* What you need to do
Every picture should be left out, but the lines below must be repeated exactly.
(Records for the task begins)
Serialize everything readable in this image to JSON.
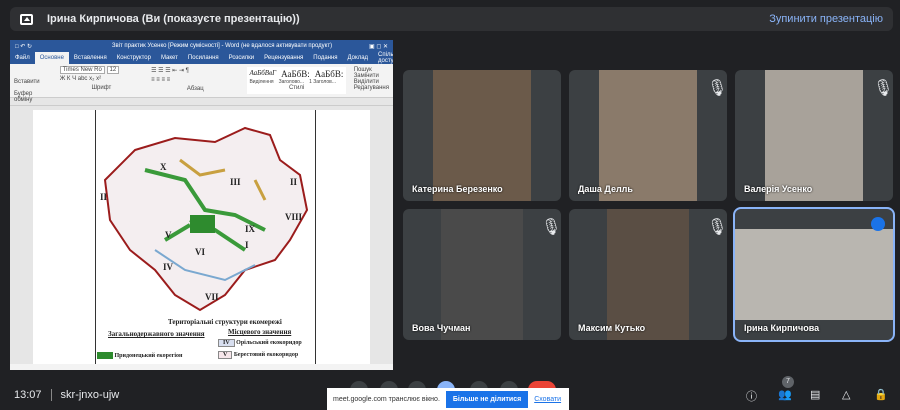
{
  "topbar": {
    "title": "Ірина Кирпичова (Ви (показуєте презентацію))",
    "stop_label": "Зупинити презентацію"
  },
  "word": {
    "title": "Звіт практик Усенко [Режим сумісності] - Word (не вдалося активувати продукт)",
    "tabs": [
      "Файл",
      "Основне",
      "Вставлення",
      "Конструктор",
      "Макет",
      "Посилання",
      "Розсилки",
      "Рецензування",
      "Подання",
      "Доклад",
      "Спільний доступ"
    ],
    "font": "Times New Ro",
    "size": "12",
    "styles": [
      "АаБбВвГ",
      "АаБбВ:",
      "АаБбВ:"
    ],
    "style_names": [
      "Виділення",
      "Заголово...",
      "1 Заголов..."
    ],
    "editing": [
      "Пошук",
      "Замінити",
      "Виділити"
    ],
    "groups": [
      "Буфер обміну",
      "Шрифт",
      "Абзац",
      "Стилі",
      "Редагування"
    ],
    "paste": "Вставити",
    "legend_title": "Територіальні структури екомережі",
    "legend_left": "Загальнодержавного значення",
    "legend_right": "Місцевого значення",
    "legend_items": [
      {
        "code": "IV",
        "label": "Орільський екокоридор"
      },
      {
        "code": "V",
        "label": "Берестовий екокоридор"
      }
    ],
    "legend_green": "Придонецький екорегіон",
    "roman": [
      "X",
      "II",
      "III",
      "VIII",
      "IX",
      "V",
      "VI",
      "IV",
      "I",
      "VII",
      "II"
    ]
  },
  "participants": [
    {
      "name": "Катерина Березенко",
      "muted": false,
      "bg": "#6b5a4a"
    },
    {
      "name": "Даша Делль",
      "muted": true,
      "bg": "#8a7a6a"
    },
    {
      "name": "Валерія Усенко",
      "muted": true,
      "bg": "#a8a29a"
    },
    {
      "name": "Вова Чучман",
      "muted": true,
      "bg": "#4a4a4a"
    },
    {
      "name": "Максим Кутько",
      "muted": true,
      "bg": "#5a4e44"
    },
    {
      "name": "Ірина Кирпичова",
      "muted": false,
      "bg": "#b9b6b0"
    }
  ],
  "bottom": {
    "time": "13:07",
    "code": "skr-jnxo-ujw",
    "people_count": "7"
  },
  "notice": {
    "text": "meet.google.com транслює вікно.",
    "stop": "Більше не ділитися",
    "hide": "Сховати"
  }
}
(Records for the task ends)
* Written reply
Serialize everything readable in this image to JSON.
{
  "topbar": {
    "title": "Ірина Кирпичова (Ви (показуєте презентацію))",
    "stop_label": "Зупинити презентацію"
  },
  "word": {
    "title": "Звіт практик Усенко [Режим сумісності] - Word (не вдалося активувати продукт)",
    "tabs": [
      "Файл",
      "Основне",
      "Вставлення",
      "Конструктор",
      "Макет",
      "Посилання",
      "Розсилки",
      "Рецензування",
      "Подання",
      "Доклад",
      "Спільний доступ"
    ],
    "font": "Times New Ro",
    "size": "12",
    "styles": [
      "АаБбВвГ",
      "АаБбВ:",
      "АаБбВ:"
    ],
    "style_names": [
      "Виділення",
      "Заголово...",
      "1 Заголов..."
    ],
    "editing": [
      "Пошук",
      "Замінити",
      "Виділити"
    ],
    "groups": [
      "Буфер обміну",
      "Шрифт",
      "Абзац",
      "Стилі",
      "Редагування"
    ],
    "paste": "Вставити",
    "legend_title": "Територіальні структури екомережі",
    "legend_left": "Загальнодержавного значення",
    "legend_right": "Місцевого значення",
    "legend_items": [
      {
        "code": "IV",
        "label": "Орільський екокоридор"
      },
      {
        "code": "V",
        "label": "Берестовий екокоридор"
      }
    ],
    "legend_green": "Придонецький екорегіон",
    "roman": [
      "X",
      "II",
      "III",
      "VIII",
      "IX",
      "V",
      "VI",
      "IV",
      "I",
      "VII",
      "II"
    ]
  },
  "participants": [
    {
      "name": "Катерина Березенко",
      "muted": false,
      "bg": "#6b5a4a"
    },
    {
      "name": "Даша Делль",
      "muted": true,
      "bg": "#8a7a6a"
    },
    {
      "name": "Валерія Усенко",
      "muted": true,
      "bg": "#a8a29a"
    },
    {
      "name": "Вова Чучман",
      "muted": true,
      "bg": "#4a4a4a"
    },
    {
      "name": "Максим Кутько",
      "muted": true,
      "bg": "#5a4e44"
    },
    {
      "name": "Ірина Кирпичова",
      "muted": false,
      "bg": "#b9b6b0"
    }
  ],
  "bottom": {
    "time": "13:07",
    "code": "skr-jnxo-ujw",
    "people_count": "7"
  },
  "notice": {
    "text": "meet.google.com транслює вікно.",
    "stop": "Більше не ділитися",
    "hide": "Сховати"
  }
}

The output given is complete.